(Data entries)
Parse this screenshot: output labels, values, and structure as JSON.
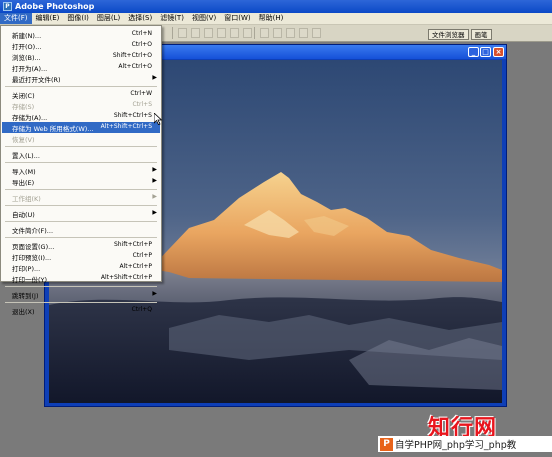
{
  "window": {
    "title": "Adobe Photoshop"
  },
  "menubar": [
    "文件(F)",
    "编辑(E)",
    "图像(I)",
    "图层(L)",
    "选择(S)",
    "滤镜(T)",
    "视图(V)",
    "窗口(W)",
    "帮助(H)"
  ],
  "palette_well": [
    "文件浏览器",
    "画笔"
  ],
  "file_menu": [
    {
      "label": "新建(N)...",
      "shortcut": "Ctrl+N"
    },
    {
      "label": "打开(O)...",
      "shortcut": "Ctrl+O"
    },
    {
      "label": "浏览(B)...",
      "shortcut": "Shift+Ctrl+O"
    },
    {
      "label": "打开为(A)...",
      "shortcut": "Alt+Ctrl+O"
    },
    {
      "label": "最近打开文件(R)",
      "submenu": true
    },
    {
      "separator": true
    },
    {
      "label": "关闭(C)",
      "shortcut": "Ctrl+W"
    },
    {
      "label": "存储(S)",
      "shortcut": "Ctrl+S",
      "disabled": true
    },
    {
      "label": "存储为(A)...",
      "shortcut": "Shift+Ctrl+S"
    },
    {
      "label": "存储为 Web 所用格式(W)...",
      "shortcut": "Alt+Shift+Ctrl+S",
      "highlighted": true
    },
    {
      "label": "恢复(V)",
      "disabled": true
    },
    {
      "separator": true
    },
    {
      "label": "置入(L)..."
    },
    {
      "separator": true
    },
    {
      "label": "导入(M)",
      "submenu": true
    },
    {
      "label": "导出(E)",
      "submenu": true
    },
    {
      "separator": true
    },
    {
      "label": "工作组(K)",
      "submenu": true,
      "disabled": true
    },
    {
      "separator": true
    },
    {
      "label": "自动(U)",
      "submenu": true
    },
    {
      "separator": true
    },
    {
      "label": "文件简介(F)..."
    },
    {
      "separator": true
    },
    {
      "label": "页面设置(G)...",
      "shortcut": "Shift+Ctrl+P"
    },
    {
      "label": "打印预览(I)...",
      "shortcut": "Ctrl+P"
    },
    {
      "label": "打印(P)...",
      "shortcut": "Alt+Ctrl+P"
    },
    {
      "label": "打印一份(Y)",
      "shortcut": "Alt+Shift+Ctrl+P"
    },
    {
      "separator": true
    },
    {
      "label": "跳转到(J)",
      "submenu": true
    },
    {
      "separator": true
    },
    {
      "label": "退出(X)",
      "shortcut": "Ctrl+Q"
    }
  ],
  "watermark": {
    "brand": "知行网",
    "logo_letter": "P",
    "bar_text": "自学PHP网_php学习_php教"
  },
  "colors": {
    "titlebar": "#0b49c6",
    "highlight": "#316ac5",
    "watermark_red": "#e8151d"
  },
  "icons": [
    "photoshop-app-icon",
    "minimize-icon",
    "maximize-icon",
    "close-icon",
    "submenu-arrow-icon",
    "mouse-cursor-icon"
  ]
}
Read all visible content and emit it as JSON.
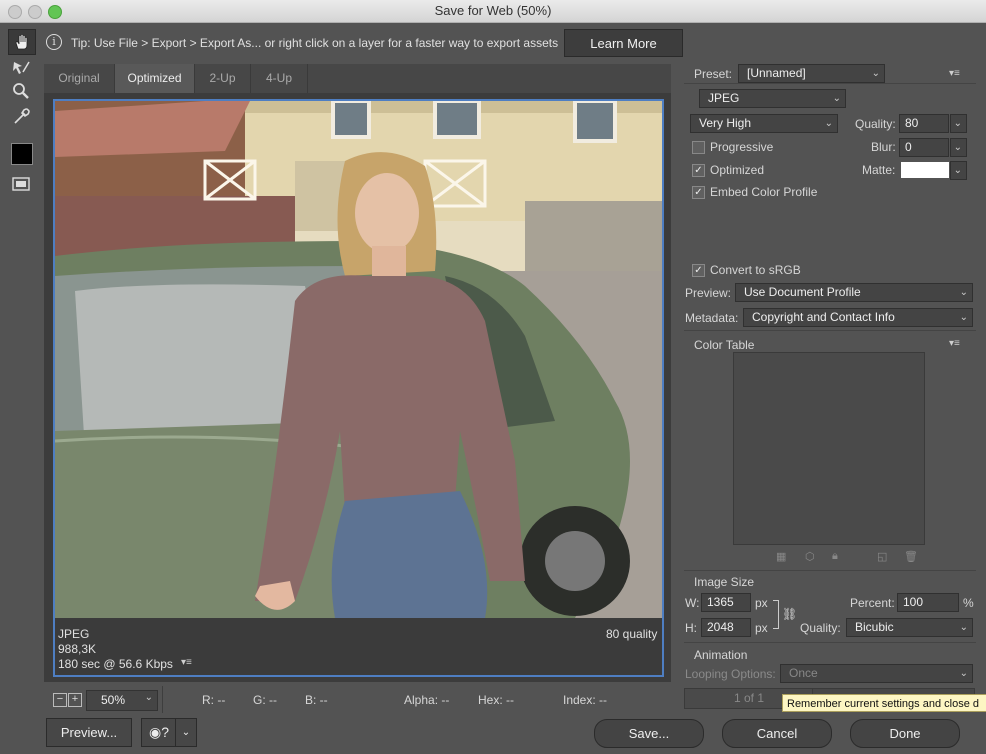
{
  "window": {
    "title": "Save for Web (50%)"
  },
  "tip": {
    "text": "Tip: Use File > Export > Export As...  or right click on a layer for a faster way to export assets",
    "button": "Learn More"
  },
  "tools": [
    "hand-icon",
    "slice-select-icon",
    "zoom-icon",
    "eyedropper-icon",
    "color-swatch",
    "toggle-slices-icon"
  ],
  "tabs": [
    "Original",
    "Optimized",
    "2-Up",
    "4-Up"
  ],
  "preview_info": {
    "format": "JPEG",
    "size": "988,3K",
    "time": "180 sec @ 56.6 Kbps",
    "quality": "80 quality"
  },
  "status": {
    "zoom": "50%",
    "r": "R: --",
    "g": "G: --",
    "b": "B: --",
    "alpha": "Alpha: --",
    "hex": "Hex: --",
    "index": "Index: --"
  },
  "buttons": {
    "preview": "Preview...",
    "save": "Save...",
    "cancel": "Cancel",
    "done": "Done"
  },
  "settings": {
    "preset_label": "Preset:",
    "preset": "[Unnamed]",
    "format": "JPEG",
    "quality_preset": "Very High",
    "quality_label": "Quality:",
    "quality": "80",
    "progressive": "Progressive",
    "blur_label": "Blur:",
    "blur": "0",
    "optimized": "Optimized",
    "matte_label": "Matte:",
    "embed_profile": "Embed Color Profile",
    "convert_srgb": "Convert to sRGB",
    "preview_label": "Preview:",
    "preview_value": "Use Document Profile",
    "metadata_label": "Metadata:",
    "metadata_value": "Copyright and Contact Info",
    "color_table": "Color Table"
  },
  "image_size": {
    "heading": "Image Size",
    "w_label": "W:",
    "w": "1365",
    "h_label": "H:",
    "h": "2048",
    "unit": "px",
    "percent_label": "Percent:",
    "percent": "100",
    "percent_unit": "%",
    "quality_label": "Quality:",
    "quality": "Bicubic"
  },
  "animation": {
    "heading": "Animation",
    "looping_label": "Looping Options:",
    "looping": "Once",
    "frame": "1 of 1"
  },
  "tooltip": "Remember current settings and close d",
  "colors": {
    "accent_border": "#4e7ec2",
    "panel_bg": "#535353"
  }
}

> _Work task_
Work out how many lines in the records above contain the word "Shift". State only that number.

> _Task result_
5